* Recorded information:
##############################

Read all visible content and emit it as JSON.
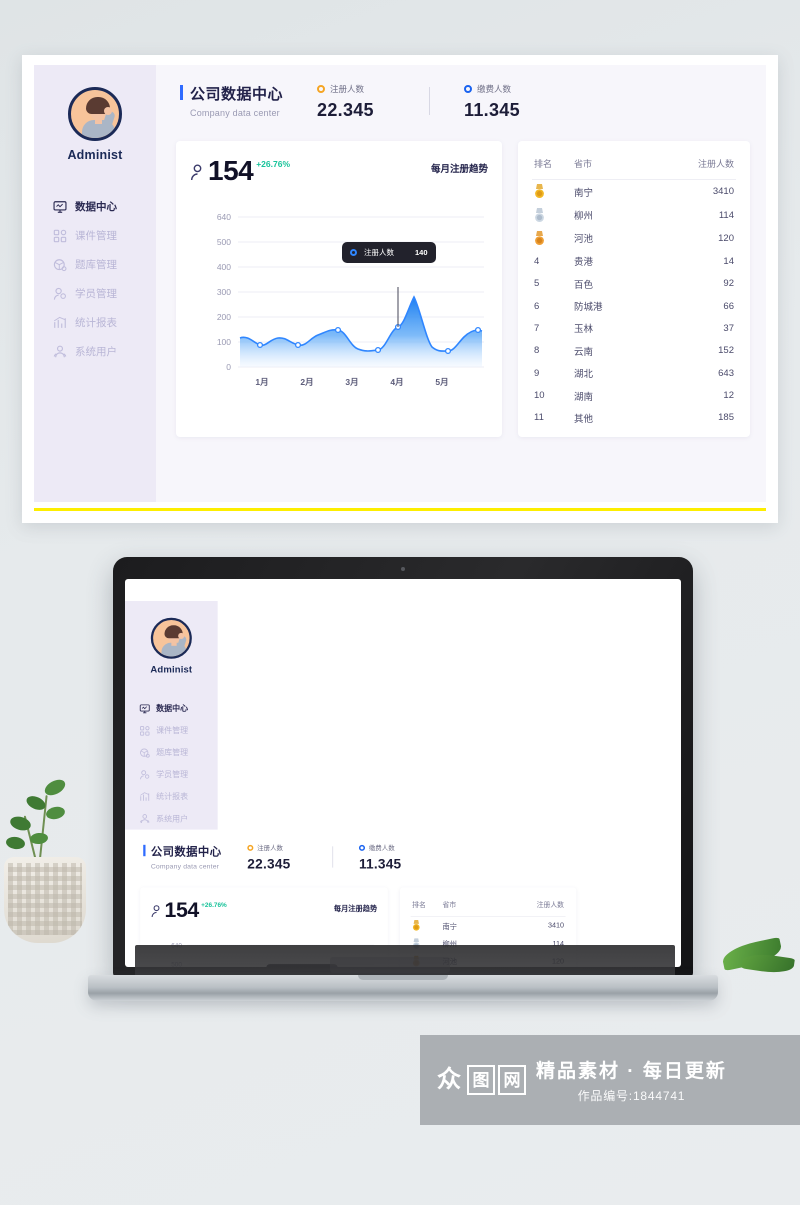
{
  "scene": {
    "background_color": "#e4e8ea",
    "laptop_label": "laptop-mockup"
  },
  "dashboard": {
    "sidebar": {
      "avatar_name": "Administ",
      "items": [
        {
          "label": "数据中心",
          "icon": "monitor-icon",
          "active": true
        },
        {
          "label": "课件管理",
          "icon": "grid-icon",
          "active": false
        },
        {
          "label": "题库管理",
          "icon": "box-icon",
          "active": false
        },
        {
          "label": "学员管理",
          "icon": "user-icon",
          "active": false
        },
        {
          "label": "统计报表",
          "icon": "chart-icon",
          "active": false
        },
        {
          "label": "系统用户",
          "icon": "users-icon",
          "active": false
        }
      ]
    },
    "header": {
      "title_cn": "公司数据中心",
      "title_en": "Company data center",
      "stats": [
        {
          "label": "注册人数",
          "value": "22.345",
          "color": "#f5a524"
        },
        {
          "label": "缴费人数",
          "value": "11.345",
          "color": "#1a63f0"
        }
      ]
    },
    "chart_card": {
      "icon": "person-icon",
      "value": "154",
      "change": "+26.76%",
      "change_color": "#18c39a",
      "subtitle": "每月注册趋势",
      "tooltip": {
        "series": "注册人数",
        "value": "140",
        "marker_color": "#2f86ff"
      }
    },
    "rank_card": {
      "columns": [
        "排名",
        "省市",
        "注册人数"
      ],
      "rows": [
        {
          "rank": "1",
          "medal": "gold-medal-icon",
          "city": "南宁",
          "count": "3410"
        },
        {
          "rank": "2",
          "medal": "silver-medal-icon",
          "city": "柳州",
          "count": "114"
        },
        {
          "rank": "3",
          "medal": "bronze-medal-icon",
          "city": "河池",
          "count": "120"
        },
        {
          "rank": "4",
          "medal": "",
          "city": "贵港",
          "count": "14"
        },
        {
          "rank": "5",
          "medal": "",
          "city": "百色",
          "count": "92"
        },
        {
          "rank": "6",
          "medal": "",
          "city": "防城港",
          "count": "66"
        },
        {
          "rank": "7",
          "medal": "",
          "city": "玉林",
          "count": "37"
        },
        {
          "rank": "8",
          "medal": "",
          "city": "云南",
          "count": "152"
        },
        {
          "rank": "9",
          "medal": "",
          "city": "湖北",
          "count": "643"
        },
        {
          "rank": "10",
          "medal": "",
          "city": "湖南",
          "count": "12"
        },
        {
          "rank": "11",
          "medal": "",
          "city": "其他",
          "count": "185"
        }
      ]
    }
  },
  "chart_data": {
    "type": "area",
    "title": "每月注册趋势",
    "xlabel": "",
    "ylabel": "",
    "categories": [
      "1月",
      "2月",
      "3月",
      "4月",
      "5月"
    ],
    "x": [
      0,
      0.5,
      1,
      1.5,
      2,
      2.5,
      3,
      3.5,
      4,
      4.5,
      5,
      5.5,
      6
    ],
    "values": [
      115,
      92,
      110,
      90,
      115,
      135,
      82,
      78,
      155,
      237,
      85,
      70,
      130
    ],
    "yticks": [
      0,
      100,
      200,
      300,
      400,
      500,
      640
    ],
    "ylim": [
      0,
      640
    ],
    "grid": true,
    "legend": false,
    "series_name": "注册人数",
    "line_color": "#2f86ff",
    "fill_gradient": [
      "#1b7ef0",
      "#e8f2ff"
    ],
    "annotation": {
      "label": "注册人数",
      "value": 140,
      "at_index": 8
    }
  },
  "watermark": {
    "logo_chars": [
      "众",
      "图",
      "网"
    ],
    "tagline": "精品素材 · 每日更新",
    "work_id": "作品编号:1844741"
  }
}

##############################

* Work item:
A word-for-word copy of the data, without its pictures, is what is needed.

* Exercise solution:
Read all visible content and emit it as JSON.
{
  "scene": {
    "background_color": "#e4e8ea",
    "laptop_label": "laptop-mockup"
  },
  "dashboard": {
    "sidebar": {
      "avatar_name": "Administ",
      "items": [
        {
          "label": "数据中心",
          "icon": "monitor-icon",
          "active": true
        },
        {
          "label": "课件管理",
          "icon": "grid-icon",
          "active": false
        },
        {
          "label": "题库管理",
          "icon": "box-icon",
          "active": false
        },
        {
          "label": "学员管理",
          "icon": "user-icon",
          "active": false
        },
        {
          "label": "统计报表",
          "icon": "chart-icon",
          "active": false
        },
        {
          "label": "系统用户",
          "icon": "users-icon",
          "active": false
        }
      ]
    },
    "header": {
      "title_cn": "公司数据中心",
      "title_en": "Company data center",
      "stats": [
        {
          "label": "注册人数",
          "value": "22.345",
          "color": "#f5a524"
        },
        {
          "label": "缴费人数",
          "value": "11.345",
          "color": "#1a63f0"
        }
      ]
    },
    "chart_card": {
      "icon": "person-icon",
      "value": "154",
      "change": "+26.76%",
      "change_color": "#18c39a",
      "subtitle": "每月注册趋势",
      "tooltip": {
        "series": "注册人数",
        "value": "140",
        "marker_color": "#2f86ff"
      }
    },
    "rank_card": {
      "columns": [
        "排名",
        "省市",
        "注册人数"
      ],
      "rows": [
        {
          "rank": "1",
          "medal": "gold-medal-icon",
          "city": "南宁",
          "count": "3410"
        },
        {
          "rank": "2",
          "medal": "silver-medal-icon",
          "city": "柳州",
          "count": "114"
        },
        {
          "rank": "3",
          "medal": "bronze-medal-icon",
          "city": "河池",
          "count": "120"
        },
        {
          "rank": "4",
          "medal": "",
          "city": "贵港",
          "count": "14"
        },
        {
          "rank": "5",
          "medal": "",
          "city": "百色",
          "count": "92"
        },
        {
          "rank": "6",
          "medal": "",
          "city": "防城港",
          "count": "66"
        },
        {
          "rank": "7",
          "medal": "",
          "city": "玉林",
          "count": "37"
        },
        {
          "rank": "8",
          "medal": "",
          "city": "云南",
          "count": "152"
        },
        {
          "rank": "9",
          "medal": "",
          "city": "湖北",
          "count": "643"
        },
        {
          "rank": "10",
          "medal": "",
          "city": "湖南",
          "count": "12"
        },
        {
          "rank": "11",
          "medal": "",
          "city": "其他",
          "count": "185"
        }
      ]
    }
  },
  "chart_data": {
    "type": "area",
    "title": "每月注册趋势",
    "xlabel": "",
    "ylabel": "",
    "categories": [
      "1月",
      "2月",
      "3月",
      "4月",
      "5月"
    ],
    "x": [
      0,
      0.5,
      1,
      1.5,
      2,
      2.5,
      3,
      3.5,
      4,
      4.5,
      5,
      5.5,
      6
    ],
    "values": [
      115,
      92,
      110,
      90,
      115,
      135,
      82,
      78,
      155,
      237,
      85,
      70,
      130
    ],
    "yticks": [
      0,
      100,
      200,
      300,
      400,
      500,
      640
    ],
    "ylim": [
      0,
      640
    ],
    "grid": true,
    "legend": false,
    "series_name": "注册人数",
    "line_color": "#2f86ff",
    "fill_gradient": [
      "#1b7ef0",
      "#e8f2ff"
    ],
    "annotation": {
      "label": "注册人数",
      "value": 140,
      "at_index": 8
    }
  },
  "watermark": {
    "logo_chars": [
      "众",
      "图",
      "网"
    ],
    "tagline": "精品素材 · 每日更新",
    "work_id": "作品编号:1844741"
  }
}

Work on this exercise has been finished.